Embracing Dr Holladay at the podium, ASCRS Foundation Chair Richard Lindstrom MD, Minneapolis, Minnesota, US, shared the warm feelings Dr Holladay expressed. “He is a friend, colleague and a true giant in the field. His tenacity, commitment and sheer brilliance have given us some of the greatest advances in all of ophthalmology.”

Tuesday, February 21, 2012

A new dawn for ophthalmology in the Middle East and North Africa







"This region (the Middle East and North Africa) is the cradle of civilisation as well as the origin of  mankind. It is here that human civilisation started 6,000 years ago."

With these words Dr Adbulaziz Al Rahji sent out a message to the 10,000 delegates from 136 countries attending the World Ophthalmology Congress 2012 in Abu Dhabi, that ophthalmology has to look to a global audience if it is to develop.

This is the first time that the WOC had visited the MENA region and Dr Al Rahji and his colleagues will be hoping that it will not be too long before it returns.

At a spectacular opening ceremony in the Abu Dhabi National Exhibition Centre (ADNEC), Dr Al Rahji, said that ophthalmogists in the region had a past that they were proud of and a bright future that had brought them to WOC 2012.

They had come together to focus on science, he said, and to work together to improve the quality of life of their patients. Many individuals, he said, had worked together to make sure that the delegates attending the Congress would leave the meeting with greater scientific knowledge and a positive cultural experience.

EuroTimes talked to Dr Al Rahji, president of WOC 2012, on the day before the close of the meeting on Monday February 20 and he said that the feedback that they had received from delegates had been very positive. "We are happy that we managed to provide a high quality scientific programme with a good meeting facility, " he said. "One of our main aims was to give delegates a flavour of the culture of the region, so the congress has been scientifically enriching and also socially rewarding."

As one congress ends, the work begins on another.
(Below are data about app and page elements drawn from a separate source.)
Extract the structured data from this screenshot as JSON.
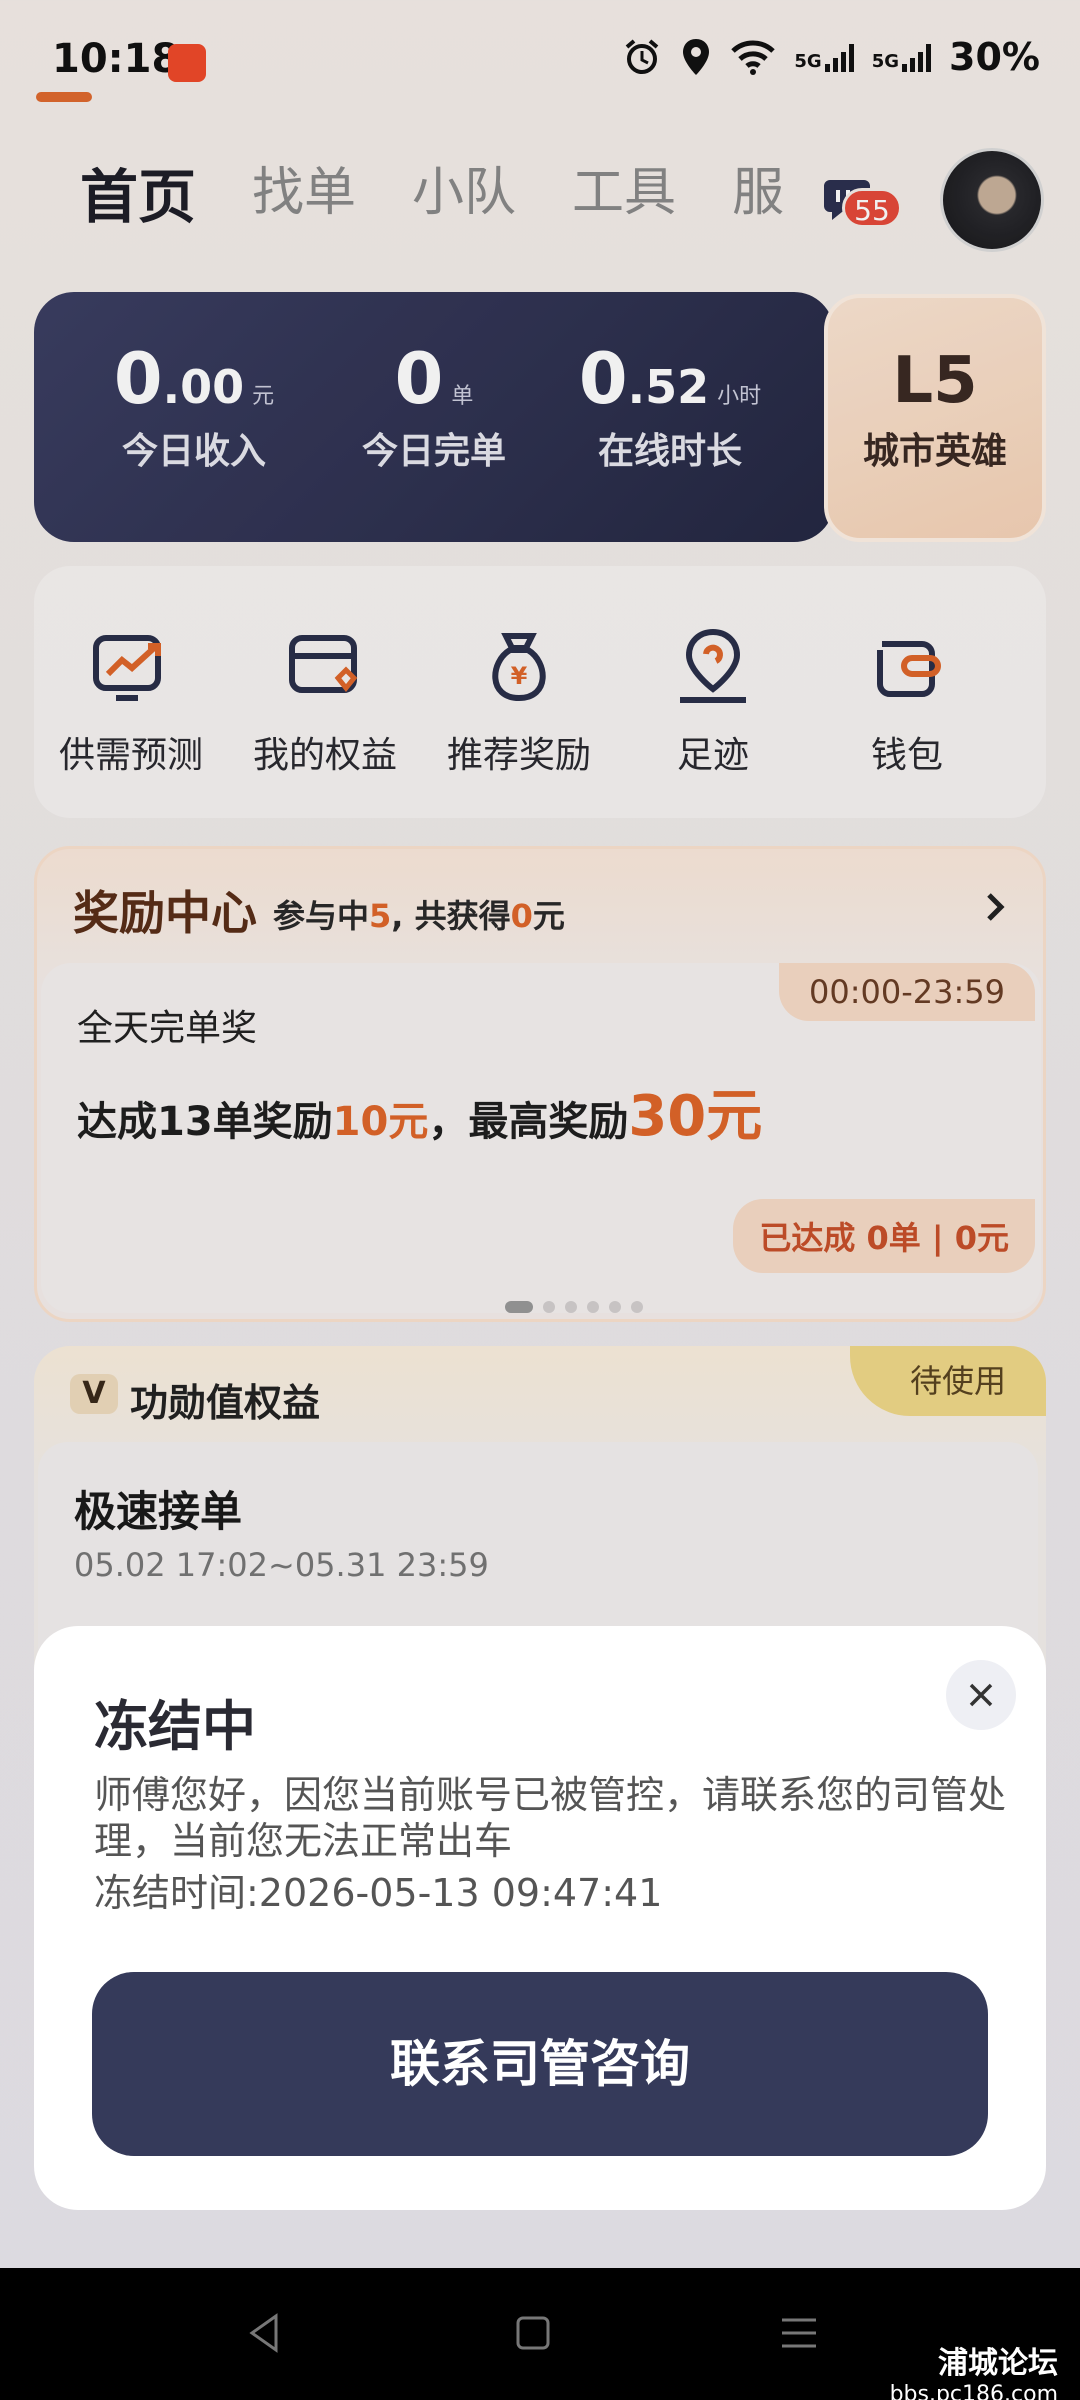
{
  "status_bar": {
    "time": "10:18",
    "app_icon": "app-notification-icon",
    "network_1": "5G",
    "network_2": "5G",
    "battery": "30%"
  },
  "nav": {
    "tabs": [
      "首页",
      "找单",
      "小队",
      "工具",
      "服"
    ],
    "active_tab": 0,
    "message_badge": "55"
  },
  "stats": [
    {
      "integer": "0",
      "fraction": ".00",
      "unit": "元",
      "label": "今日收入"
    },
    {
      "integer": "0",
      "fraction": "",
      "unit": "单",
      "label": "今日完单"
    },
    {
      "integer": "0",
      "fraction": ".52",
      "unit": "小时",
      "label": "在线时长"
    }
  ],
  "level": {
    "code": "L5",
    "name": "城市英雄"
  },
  "tools": [
    {
      "label": "供需预测",
      "icon": "forecast-icon"
    },
    {
      "label": "我的权益",
      "icon": "benefits-icon"
    },
    {
      "label": "推荐奖励",
      "icon": "money-bag-icon"
    },
    {
      "label": "足迹",
      "icon": "location-icon"
    },
    {
      "label": "钱包",
      "icon": "wallet-icon"
    }
  ],
  "reward_center": {
    "title": "奖励中心",
    "summary_prefix": "参与中",
    "summary_count": "5",
    "summary_mid": ", 共获得",
    "summary_amount": "0",
    "summary_suffix": "元",
    "time_range": "00:00-23:59",
    "name": "全天完单奖",
    "desc_prefix": "达成13单奖励",
    "desc_amount": "10元",
    "desc_mid": "，最高奖励",
    "desc_max": "30元",
    "progress": "已达成 0单 | 0元",
    "page_count": 6,
    "active_page": 0
  },
  "merit": {
    "badge": "V",
    "title": "功勋值权益",
    "tag": "待使用",
    "item_name": "极速接单",
    "item_period": "05.02 17:02~05.31 23:59"
  },
  "modal": {
    "title": "冻结中",
    "message": "师傅您好，因您当前账号已被管控，请联系您的司管处理，当前您无法正常出车",
    "freeze_time": "冻结时间:2026-05-13 09:47:41",
    "button": "联系司管咨询"
  },
  "watermark": {
    "name": "浦城论坛",
    "url": "bbs.pc186.com"
  },
  "colors": {
    "accent": "#e0672a",
    "dark_card": "#2b2e4c",
    "button": "#353a5a"
  }
}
The venue for WOC 2014 is Tokyo, Japan.

Sunday, February 5, 2012

Prague hosts 16th ESCRS Winter Meeting






The 16th ESCRS Winter Meeting in Prague hasd continued the improvements made in both the format and content of the recent meetings held in Budapest in 2010 and Istanbul in 2011.

“The first winter meetings held in the late 1990s were almost entirely dedicated to refractive surgery,” he said, “and the main autumn meeting was predominantly a cataract meeting. In recent years, the thrust of the winter meeting has evolved and I think it has evolved very much for the better,” said ESCRS President Dr Peter Barry.

Dr Barry (pictured above with Pavel Studeny, the ESCRS Board member from the Czech Republic pointed out that the society had made a commitment to hold the winter meetings in emerging European countries that in the past might not have had the opportunity to host major international meetings. “The winter meeting now has a similar format to the main summer meeting in terms of symposia, free papers, instructional courses and wet labs,” he said. “It might be somewhat more didactic than the main meeting but it also has innovative components similar to our main meeting.”

Dr Barry said the ESCRS was also very grateful that the international industry had continued to support the winter meeting to ensure that there was a lively trade exhibition at the meeting.

“The meeting is becoming more important in its own right,” he said, “and it is providing excellent opportunities for local ophthalmologists for practising and training. We  also introduced lower registration fees for delegates from the countries close to Prague so that it is more economic and convenient for them to attend the meeting.”

An indication of the success of this initiative is the fact that more than 100 delegates from the Czech Republic  attended this year's meeting in Prague, compared to seven  attendees from that country  in 2011.